%%

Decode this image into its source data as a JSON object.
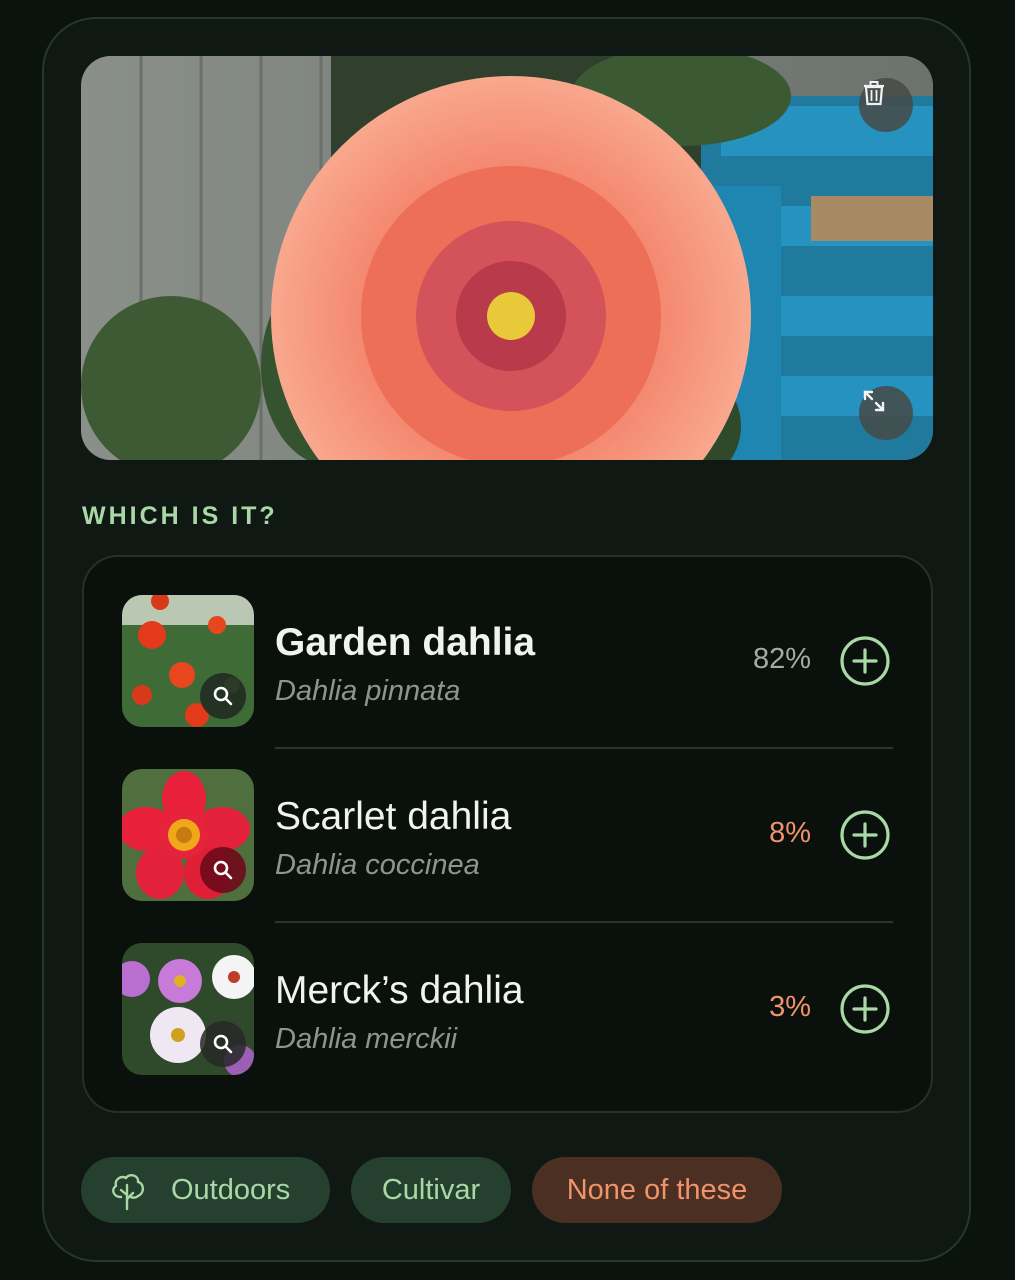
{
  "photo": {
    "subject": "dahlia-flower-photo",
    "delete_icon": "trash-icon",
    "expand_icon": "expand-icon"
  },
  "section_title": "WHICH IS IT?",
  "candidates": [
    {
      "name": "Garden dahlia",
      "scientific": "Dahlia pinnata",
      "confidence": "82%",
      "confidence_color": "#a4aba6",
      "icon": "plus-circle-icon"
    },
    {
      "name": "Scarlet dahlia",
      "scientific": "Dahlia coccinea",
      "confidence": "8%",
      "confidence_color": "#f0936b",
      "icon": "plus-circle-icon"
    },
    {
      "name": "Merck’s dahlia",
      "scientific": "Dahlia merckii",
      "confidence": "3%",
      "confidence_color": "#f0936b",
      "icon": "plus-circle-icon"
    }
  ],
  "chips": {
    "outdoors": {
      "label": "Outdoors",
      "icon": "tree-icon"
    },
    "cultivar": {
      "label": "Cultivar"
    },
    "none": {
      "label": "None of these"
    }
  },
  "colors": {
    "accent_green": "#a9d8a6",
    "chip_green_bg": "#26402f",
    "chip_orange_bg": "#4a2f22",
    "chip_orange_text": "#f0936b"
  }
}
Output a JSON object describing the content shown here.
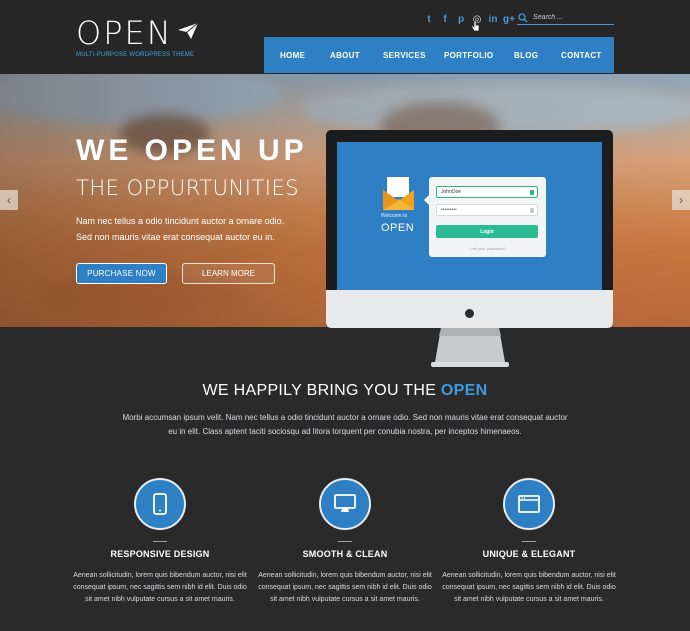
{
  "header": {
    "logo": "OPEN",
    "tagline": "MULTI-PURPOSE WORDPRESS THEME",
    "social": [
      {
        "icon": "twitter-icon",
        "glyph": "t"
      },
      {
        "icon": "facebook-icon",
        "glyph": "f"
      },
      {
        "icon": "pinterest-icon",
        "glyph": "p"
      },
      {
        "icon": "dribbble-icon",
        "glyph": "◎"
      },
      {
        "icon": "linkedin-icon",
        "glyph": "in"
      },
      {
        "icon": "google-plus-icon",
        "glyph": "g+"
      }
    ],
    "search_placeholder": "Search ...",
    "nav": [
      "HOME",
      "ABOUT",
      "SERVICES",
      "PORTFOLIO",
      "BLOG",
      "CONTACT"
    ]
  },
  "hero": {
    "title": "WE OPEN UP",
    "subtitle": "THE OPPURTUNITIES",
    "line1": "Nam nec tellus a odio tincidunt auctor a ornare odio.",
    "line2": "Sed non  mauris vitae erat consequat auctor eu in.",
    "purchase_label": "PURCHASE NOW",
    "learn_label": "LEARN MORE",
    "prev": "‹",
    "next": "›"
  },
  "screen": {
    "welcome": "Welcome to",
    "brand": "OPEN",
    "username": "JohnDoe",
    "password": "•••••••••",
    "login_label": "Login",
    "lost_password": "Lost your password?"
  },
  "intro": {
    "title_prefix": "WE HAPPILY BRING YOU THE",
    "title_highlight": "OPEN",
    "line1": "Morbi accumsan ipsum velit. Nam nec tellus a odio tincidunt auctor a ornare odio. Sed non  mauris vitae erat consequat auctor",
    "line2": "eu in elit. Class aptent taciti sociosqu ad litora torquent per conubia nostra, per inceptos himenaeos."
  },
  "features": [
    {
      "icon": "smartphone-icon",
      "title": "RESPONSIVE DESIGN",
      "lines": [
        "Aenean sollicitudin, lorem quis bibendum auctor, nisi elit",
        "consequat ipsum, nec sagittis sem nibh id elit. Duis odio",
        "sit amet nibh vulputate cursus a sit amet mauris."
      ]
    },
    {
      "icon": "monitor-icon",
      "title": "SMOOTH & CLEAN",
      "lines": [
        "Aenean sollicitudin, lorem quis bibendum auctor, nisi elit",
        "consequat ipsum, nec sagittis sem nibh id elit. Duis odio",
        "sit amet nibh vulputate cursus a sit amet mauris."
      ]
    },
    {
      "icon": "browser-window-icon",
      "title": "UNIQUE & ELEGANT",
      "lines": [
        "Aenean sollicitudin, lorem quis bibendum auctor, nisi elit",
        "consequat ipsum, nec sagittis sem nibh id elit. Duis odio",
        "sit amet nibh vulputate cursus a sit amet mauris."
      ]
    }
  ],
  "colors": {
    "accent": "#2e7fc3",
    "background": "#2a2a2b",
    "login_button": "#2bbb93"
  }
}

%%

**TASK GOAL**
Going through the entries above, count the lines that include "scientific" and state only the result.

**ANSWER TO THE EXERCISE**
3